But in most people it sits on the skin, not causing problems, and when the “carrier” is a doctor or nurse, you can see the problem. Yes, cleaning your hands prevents the spread. But if you wash you hand 80 times a day, you end up with severe dry cracked skin on your hands (aka “dishpan hands”). Gloves help too. And the newer less drying “skin cleansers” which are alcohol based helps.
But the Staph germ also hides inside the tip of the nose. So if you have an outbreak, you need to check here. If you find it, you have to use a local ointment three times a day to get rid of it.
But MRSA is a problem, but there are still antibiotics that work..,for now.
Alas, lurking in the wings is a newer one: VRSA. Vancomycin resistant Staph, or multiple antibiotic resistant staph.
Vancomycin is the big gun for MRSA…if it stops working, you are in trouble…
But Staph is not the only germ developing resistance that we doctors worry about.
For years, the Strep Pneumonia germ, that causes pneumonia in all ages and ear infections in kids, has gotten more and more resistant to Penicillin.
This has been a problem for years in Africa, where penicillin shots were used to treat everything, and in some areas were so popular that even the traditional healers gave the shots along with their herbs
Then the problem spread to Europe. In the US, the problem was mild, and you could treat these infections by merely doubling the dosage of Amoxicillin or using another antibiotic.
But doctors were worried about what could happen, so they went back to the days before Penicillin, and revived the Pneumonia shot.
This is why your doctor told you to get that Pneumonia shot: the shot protects you against some of the stronger strains of this germ. But the original Pneumonia shot didn’t work in kids, but scientists figured a way to make it work, so now we give a different pneumonia shot to kids under age two.

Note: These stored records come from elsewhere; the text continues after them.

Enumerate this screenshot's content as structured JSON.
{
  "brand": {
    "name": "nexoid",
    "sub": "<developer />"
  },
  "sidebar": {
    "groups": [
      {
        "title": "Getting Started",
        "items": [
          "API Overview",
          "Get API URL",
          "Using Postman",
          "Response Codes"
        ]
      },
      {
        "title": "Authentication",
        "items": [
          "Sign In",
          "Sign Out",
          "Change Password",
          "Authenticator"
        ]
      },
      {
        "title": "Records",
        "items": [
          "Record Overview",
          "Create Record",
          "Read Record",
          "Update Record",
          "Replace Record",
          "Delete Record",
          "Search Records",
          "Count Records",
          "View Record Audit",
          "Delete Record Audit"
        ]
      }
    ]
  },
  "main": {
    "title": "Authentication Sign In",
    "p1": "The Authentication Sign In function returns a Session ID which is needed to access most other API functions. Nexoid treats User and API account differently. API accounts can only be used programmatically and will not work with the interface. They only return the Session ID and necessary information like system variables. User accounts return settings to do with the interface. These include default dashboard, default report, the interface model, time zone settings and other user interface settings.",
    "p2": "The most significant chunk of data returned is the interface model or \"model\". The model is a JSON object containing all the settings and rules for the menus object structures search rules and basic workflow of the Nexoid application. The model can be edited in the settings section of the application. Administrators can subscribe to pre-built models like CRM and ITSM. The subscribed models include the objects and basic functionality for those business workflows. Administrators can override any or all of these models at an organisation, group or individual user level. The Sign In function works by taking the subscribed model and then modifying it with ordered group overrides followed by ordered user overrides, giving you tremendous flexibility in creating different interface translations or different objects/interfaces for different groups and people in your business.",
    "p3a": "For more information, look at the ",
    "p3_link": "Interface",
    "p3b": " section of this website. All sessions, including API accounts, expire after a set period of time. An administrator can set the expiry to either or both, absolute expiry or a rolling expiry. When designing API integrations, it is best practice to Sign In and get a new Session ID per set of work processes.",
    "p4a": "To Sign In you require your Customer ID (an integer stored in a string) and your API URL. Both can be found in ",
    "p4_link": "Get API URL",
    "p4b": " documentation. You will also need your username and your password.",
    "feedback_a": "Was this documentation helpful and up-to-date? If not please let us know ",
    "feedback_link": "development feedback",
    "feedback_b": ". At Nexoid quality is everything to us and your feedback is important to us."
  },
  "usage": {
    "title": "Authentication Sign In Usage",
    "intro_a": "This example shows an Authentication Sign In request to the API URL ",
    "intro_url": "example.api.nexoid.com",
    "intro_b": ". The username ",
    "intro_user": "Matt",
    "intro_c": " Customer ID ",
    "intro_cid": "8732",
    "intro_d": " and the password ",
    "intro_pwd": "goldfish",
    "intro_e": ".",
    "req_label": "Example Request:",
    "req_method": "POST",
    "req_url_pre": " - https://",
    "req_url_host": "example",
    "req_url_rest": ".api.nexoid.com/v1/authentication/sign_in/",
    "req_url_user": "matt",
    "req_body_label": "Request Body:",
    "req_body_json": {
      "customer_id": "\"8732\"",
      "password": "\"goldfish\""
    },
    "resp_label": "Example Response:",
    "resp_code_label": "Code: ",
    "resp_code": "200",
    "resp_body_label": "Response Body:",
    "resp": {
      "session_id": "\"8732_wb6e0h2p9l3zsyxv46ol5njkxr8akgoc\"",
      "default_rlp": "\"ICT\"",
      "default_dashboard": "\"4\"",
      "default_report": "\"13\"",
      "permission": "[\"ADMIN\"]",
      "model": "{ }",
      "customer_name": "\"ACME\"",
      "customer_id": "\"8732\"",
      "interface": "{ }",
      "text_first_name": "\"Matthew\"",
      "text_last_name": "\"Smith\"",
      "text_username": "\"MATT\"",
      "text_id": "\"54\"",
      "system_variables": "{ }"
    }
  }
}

In kids, for years we saw ear infections that went on to meningitis and destroyed middle ears. Well, between the “HIB” shot against Haemophilus Influenza germ, and the new Pneumonia shot, doctors stopped worrying about it. Whereas when I started medicine, most docs did spinal taps on kids. I used to do a lot, but nowadays I just call in the Pediatrician to do the procedure, since I don’t do enough to keep in practice.
But now there is a report about the Strep Pneumonia germ resistance causing problems with ear infections. The infections didn’t go away, so the docs went back to doing an old treatment that predates my time in medical school: cutting a tiny hole into the ear drum to let the pus out. This prevents the infection from eating inward to cause damage (mastoiditis, meningitis/brain fever) or having the infection make a big hole in the ear drum, meaning it has to be fixed with surgery.
The usual antibiotics, even in higher doses, don’t work, and for some of these kids, the only antibiotic that works are the “floxin” type antibiotics (quinolones) that are not supposed to be used in kids because the drug can cause an arthritis of the bone/cartilege of the large joints. But better a bad joint than being deaf or dead…
And what is more worrysome is that this Strep Pneumonia germ causes a very nasty pneumonia, one that killed young healthy people in the days before penicillin.